Will the transitional mortgage loan officer licensing changes affect the employment landscape for mo
Effective November 24, 2019, the new law allowing temporary authority to operate for licensed or federally registered mortgage professionals will go into effect. It will permit qualified originators who properly apply for a MLO (mortgage loan originator) license to originate mortgage applications while their license applications are in process.
This law is logical and beneficial for mortgage companies and their sales professionals. It will primarily affect qualified MLO’s who are changing employment from a depository institution to a state-licensed mortgage company and qualified state-licensed MLO’s seeking licensure in an additional state(s). Specific details and frequently asked questions can be found on the NMLS website:
It will be interesting to see how these changes will affect employment and business for the different companies in the industry. While all companies are inherently different, most companies that originate residential mortgages fall into 1 of 3 groups:
Depositories: banks and credit unions. (Approximately 40% market share).
Mortgage banking firms: non-depositories/non-banks who fund loans in their name, usually on warehouse lines of credit. (Approximately 40% market share).
Mortgage brokerage firms: non-depositories/non-banks who broker loans to the depositories and mortgage banking firms. (Approximately 20% market share).
So what do we believe the effect of the new law will be on employment and market share going forward?
I believe market conditions and competitive advantages will affect the market share of these companies more than this new law. Every company has competitive advantages and disadvantages for mortgage sales professionals in regards to marketing, operations, underwriting, compensation, compliance, technology, support, products, management, etc. There may be a slight shift by originators away from depository organizations and the depositories market share may decline slightly. However, I don’t believe this new law will have an industry-changing dynamic. What the law will do is:
It will be easier for mortgage banking and brokerage firms to recruit depository loan officers. The challenge is that many depository loan officers do not have a referral-based book of business or transition well to opportunities that require them to source all of their own business, which is what most non-depository companies primarily want. Depository loan officers who want to transition to a non-depository should look for a company that has an excellent training/coaching program, support, operations, and marketing/lead generation system.
It will be easier for mortgage banking firms to acquire depository mortgage divisions.

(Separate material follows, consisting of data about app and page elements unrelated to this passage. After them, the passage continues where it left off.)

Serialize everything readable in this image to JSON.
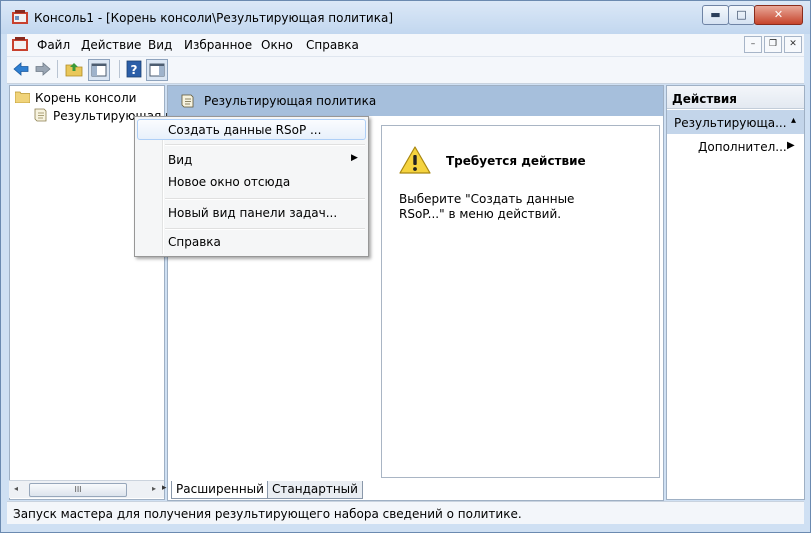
{
  "window": {
    "title": "Консоль1 - [Корень консоли\\Результирующая политика]",
    "minimize": "▬",
    "maximize": "□",
    "close": "✕"
  },
  "menu": {
    "items": [
      "Файл",
      "Действие",
      "Вид",
      "Избранное",
      "Окно",
      "Справка"
    ],
    "mdi_min": "–",
    "mdi_restore": "❐",
    "mdi_close": "✕"
  },
  "toolbar": {
    "icons": [
      "back-icon",
      "forward-icon",
      "up-folder-icon",
      "show-hide-tree-icon",
      "help-icon",
      "show-hide-action-pane-icon"
    ]
  },
  "tree": {
    "root": "Корень консоли",
    "child": "Результирующая п"
  },
  "scroll": {
    "thumb": "III",
    "left": "◂",
    "right": "▸"
  },
  "center": {
    "header": "Результирующая политика",
    "warning_title": "Требуется действие",
    "warning_text": "Выберите \"Создать данные RSoP...\" в меню действий."
  },
  "tabs": {
    "extended": "Расширенный",
    "standard": "Стандартный",
    "arrow": "▸"
  },
  "actions": {
    "header": "Действия",
    "section": "Результирующа...",
    "section_arrow": "▴",
    "more": "Дополнител...",
    "more_arrow": "▶"
  },
  "context_menu": {
    "create_rsop": "Создать данные RSoP ...",
    "view": "Вид",
    "view_arrow": "▶",
    "new_window": "Новое окно отсюда",
    "new_taskpad": "Новый вид панели задач...",
    "help": "Справка"
  },
  "status": {
    "text": "Запуск мастера для получения результирующего набора сведений о политике."
  },
  "colors": {
    "title_bg": "#c2d7ef",
    "header_bg": "#a6bfdc",
    "action_section_bg": "#c3d5ea",
    "close_btn": "#c6442b"
  }
}
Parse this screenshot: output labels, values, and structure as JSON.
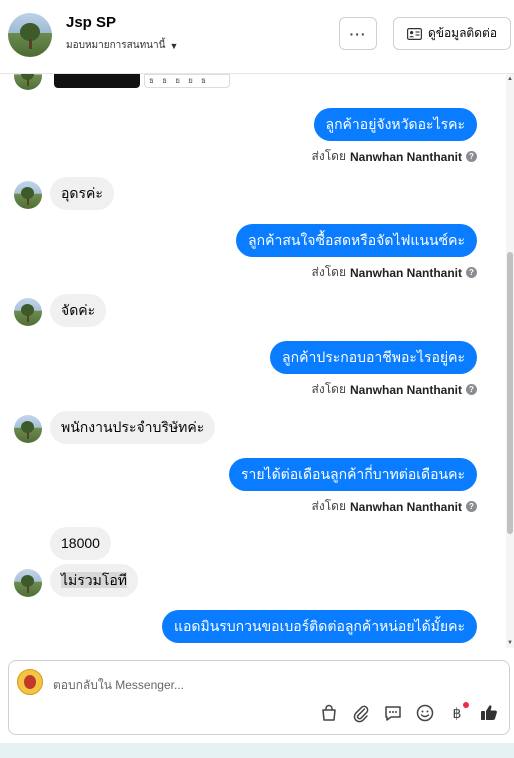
{
  "header": {
    "title": "Jsp SP",
    "subtitle": "มอบหมายการสนทนานี้",
    "more_label": "···",
    "contact_label": "ดูข้อมูลติดต่อ"
  },
  "messages": [
    {
      "dir": "out",
      "text": "ลูกค้าอยู่จังหวัดอะไรคะ",
      "sent_by_prefix": "ส่งโดย",
      "sent_by_name": "Nanwhan Nanthanit"
    },
    {
      "dir": "in",
      "text": "อุดรค่ะ"
    },
    {
      "dir": "out",
      "text": "ลูกค้าสนใจซื้อสดหรือจัดไฟแนนซ์คะ",
      "sent_by_prefix": "ส่งโดย",
      "sent_by_name": "Nanwhan Nanthanit"
    },
    {
      "dir": "in",
      "text": "จัดค่ะ"
    },
    {
      "dir": "out",
      "text": "ลูกค้าประกอบอาชีพอะไรอยู่คะ",
      "sent_by_prefix": "ส่งโดย",
      "sent_by_name": "Nanwhan Nanthanit"
    },
    {
      "dir": "in",
      "text": "พนักงานประจำบริษัทค่ะ"
    },
    {
      "dir": "out",
      "text": "รายได้ต่อเดือนลูกค้ากี่บาทต่อเดือนคะ",
      "sent_by_prefix": "ส่งโดย",
      "sent_by_name": "Nanwhan Nanthanit"
    },
    {
      "dir": "in",
      "text": "18000"
    },
    {
      "dir": "in",
      "text": "ไม่รวมโอที"
    },
    {
      "dir": "out",
      "text": "แอดมินรบกวนขอเบอร์ติดต่อลูกค้าหน่อยได้มั้ยคะ"
    }
  ],
  "composer": {
    "placeholder": "ตอบกลับใน Messenger..."
  },
  "tool_icons": [
    "bag-icon",
    "paperclip-icon",
    "saved-reply-icon",
    "emoji-icon",
    "baht-icon",
    "like-icon"
  ]
}
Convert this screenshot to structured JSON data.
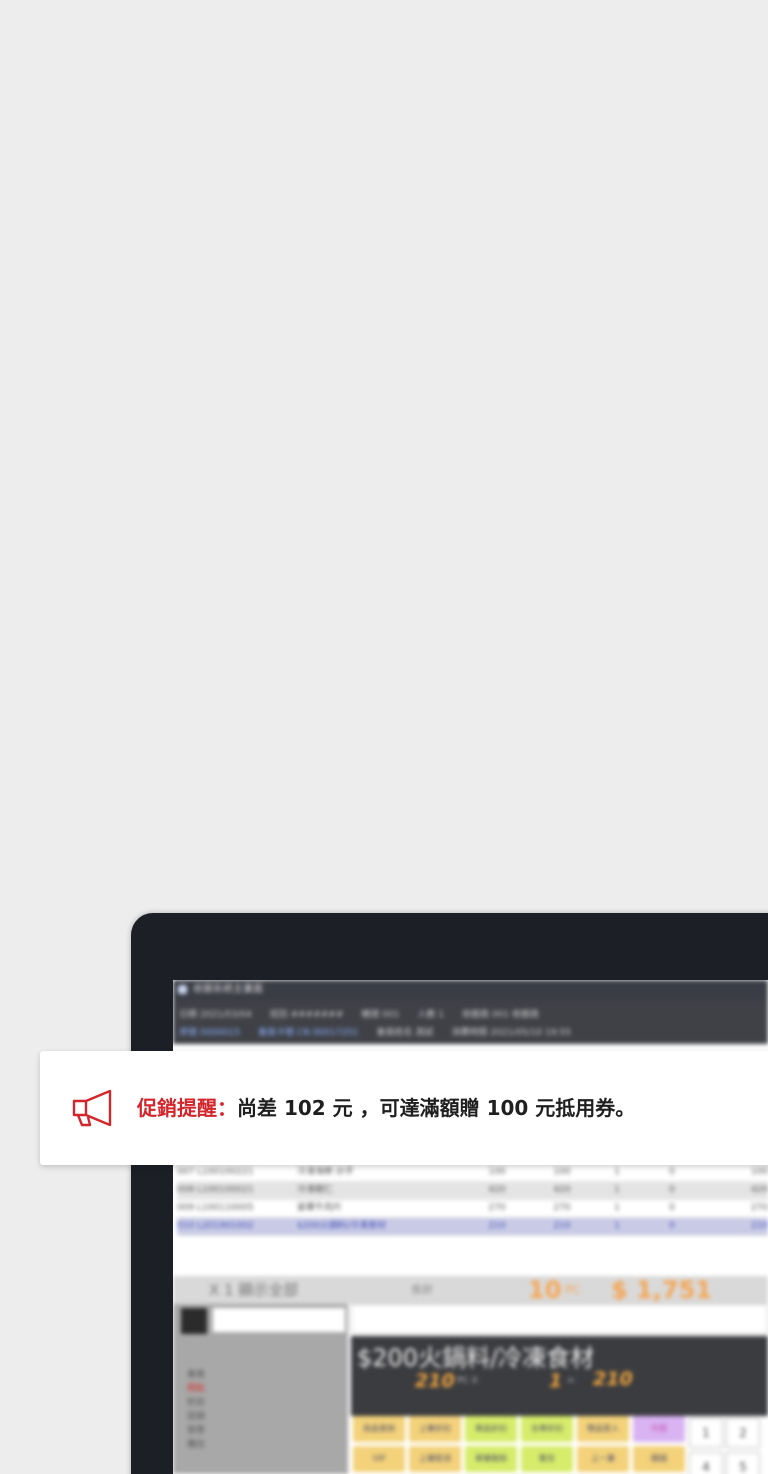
{
  "pos": {
    "window_title": "收銀系統主畫面",
    "info": {
      "row1": [
        "日期 2021/03/04",
        "班別 #######",
        "機號 001",
        "人數 1",
        "收銀員 001 收銀員"
      ],
      "row2": [
        "序號 0000015",
        "會員卡號 CN 00017251",
        "會員姓名 測試",
        "消費時間 2021/05/10 19:55"
      ]
    },
    "rows": [
      {
        "code": "007 L100100221",
        "name": "冷凍海鮮 炒手",
        "price": "100",
        "price2": "100",
        "qty": "1",
        "disc": "0",
        "total": "100",
        "style": "normal"
      },
      {
        "code": "008 L100100021",
        "name": "冷凍蝦仁",
        "price": "420",
        "price2": "420",
        "qty": "1",
        "disc": "0",
        "total": "420",
        "style": "alt"
      },
      {
        "code": "009 L100110005",
        "name": "豪華牛肉片",
        "price": "270",
        "price2": "270",
        "qty": "1",
        "disc": "0",
        "total": "270",
        "style": "normal"
      },
      {
        "code": "010 L201901002",
        "name": "$200火鍋料/冷凍食材",
        "price": "210",
        "price2": "210",
        "qty": "1",
        "disc": "0",
        "total": "210",
        "style": "sel"
      }
    ],
    "summary": {
      "label": "X 1 顯示全部",
      "count_label": "合計",
      "qty": "10",
      "qty_unit": "PC",
      "amount": "$ 1,751"
    },
    "left_list": [
      "會員",
      "積點",
      "折扣",
      "促銷",
      "發票",
      "備註"
    ],
    "product": {
      "name": "$200火鍋料/冷凍食材",
      "price": "210",
      "unit": "PC X",
      "qty": "1",
      "x": "=",
      "subtotal": "210"
    },
    "func_keys": [
      {
        "label": "商品查詢",
        "color": "#f3d27a"
      },
      {
        "label": "上筆折扣",
        "color": "#f3d27a"
      },
      {
        "label": "單品折扣",
        "color": "#d6ec6a"
      },
      {
        "label": "全單折扣",
        "color": "#d6ec6a"
      },
      {
        "label": "贈品登入",
        "color": "#f3d27a"
      },
      {
        "label": "作廢",
        "color": "#d9b3f2"
      },
      {
        "label": "VIP",
        "color": "#f3d27a"
      },
      {
        "label": "上筆取消",
        "color": "#f3d27a"
      },
      {
        "label": "單筆刪除",
        "color": "#d6ec6a"
      },
      {
        "label": "暫存",
        "color": "#d6ec6a"
      },
      {
        "label": "上一筆",
        "color": "#f3d27a"
      },
      {
        "label": "開錢",
        "color": "#f3d27a"
      }
    ],
    "num_keys": [
      "1",
      "2",
      "4",
      "5"
    ]
  },
  "toast": {
    "icon": "megaphone-icon",
    "label": "促銷提醒：",
    "message": "尚差  102 元 ，可達滿額贈 100 元抵用券。",
    "accent": "#d3252c"
  }
}
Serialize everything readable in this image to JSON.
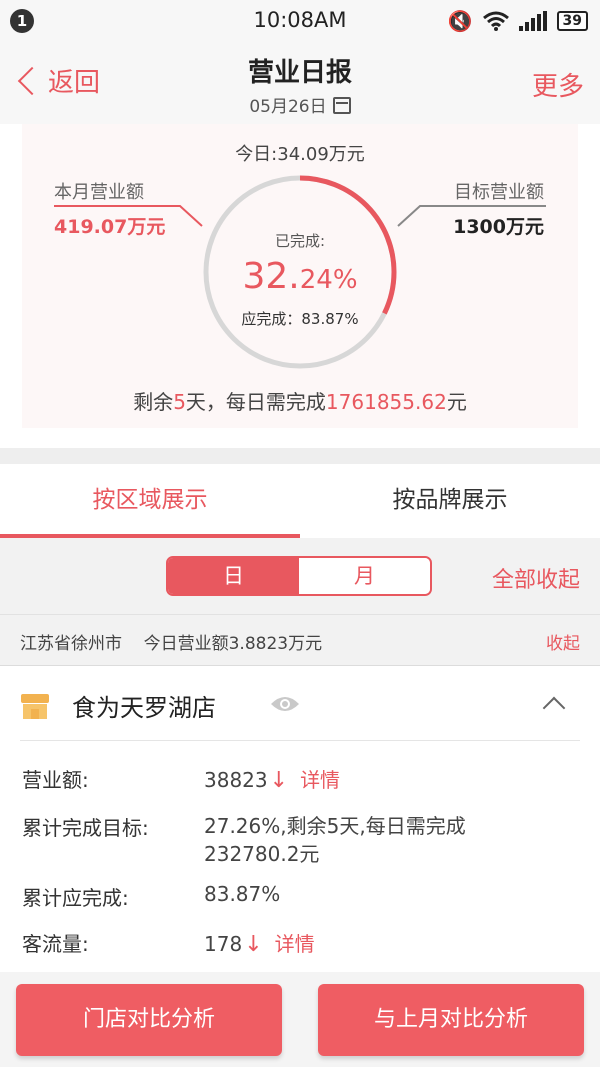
{
  "status_bar": {
    "notification_count": "1",
    "time": "10:08AM",
    "battery": "39"
  },
  "nav": {
    "back_label": "返回",
    "title": "营业日报",
    "date": "05月26日",
    "more_label": "更多"
  },
  "summary": {
    "today": "今日:34.09万元",
    "month_label": "本月营业额",
    "month_value": "419.07万元",
    "target_label": "目标营业额",
    "target_value": "1300万元",
    "completed_label": "已完成:",
    "completed_percent_int": "32.",
    "completed_percent_frac": "24%",
    "completed_fraction": 0.3224,
    "should_complete": "应完成：83.87%",
    "remain_prefix": "剩余",
    "remain_days": "5",
    "remain_mid": "天，每日需完成",
    "remain_amount": "1761855.62",
    "remain_suffix": "元"
  },
  "tabs": [
    {
      "label": "按区域展示",
      "active": true
    },
    {
      "label": "按品牌展示",
      "active": false
    }
  ],
  "filter": {
    "day_label": "日",
    "month_label": "月",
    "collapse_all": "全部收起"
  },
  "region": {
    "text": "江苏省徐州市    今日营业额3.8823万元",
    "collapse": "收起"
  },
  "store": {
    "name": "食为天罗湖店",
    "rows": [
      {
        "label": "营业额:",
        "value": "38823",
        "arrow": "↓",
        "link": "详情"
      },
      {
        "label": "累计完成目标:",
        "value_line1": "27.26%,剩余5天,每日需完成",
        "value_line2": "232780.2元"
      },
      {
        "label": "累计应完成:",
        "value": "83.87%"
      },
      {
        "label": "客流量:",
        "value": "178",
        "arrow": "↓",
        "link": "详情"
      }
    ]
  },
  "buttons": {
    "compare_stores": "门店对比分析",
    "compare_last_month": "与上月对比分析"
  },
  "colors": {
    "accent": "#e8585f",
    "gauge_track": "#d7d7d7"
  }
}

It will be easier for mortgage originators and non-bank companies to conduct business compliantly. Previously, the reality of how business was conducted and individuals changed companies could cause regulatory and compliance challenges.
Mortgage sales professionals should be with a company that puts them in the best position to be successful and is beneficial for their long-term career. Whether you are state-licensed or federally registered to originate will not determine this, hundreds of mortgage sales professionals are very successful in both licensing statuses. You need to understand how the various companies operate and be honest about your goals, work ethic, passion for the business, priorities, etc.
If you need help exploring the competitive advantages and disadvantages of various companies and business models for your career, let us know. Loan Academy is an independent mortgage recruiting and consulting company. We specialize in connecting exceptional managers and loan officers with leading mortgage companies that maintain a culture of excellence, trust, and transparency.
Visit our website at www.loan-academy.com or contact Jeff Flees today at (877) 721-4822 or email@example.com.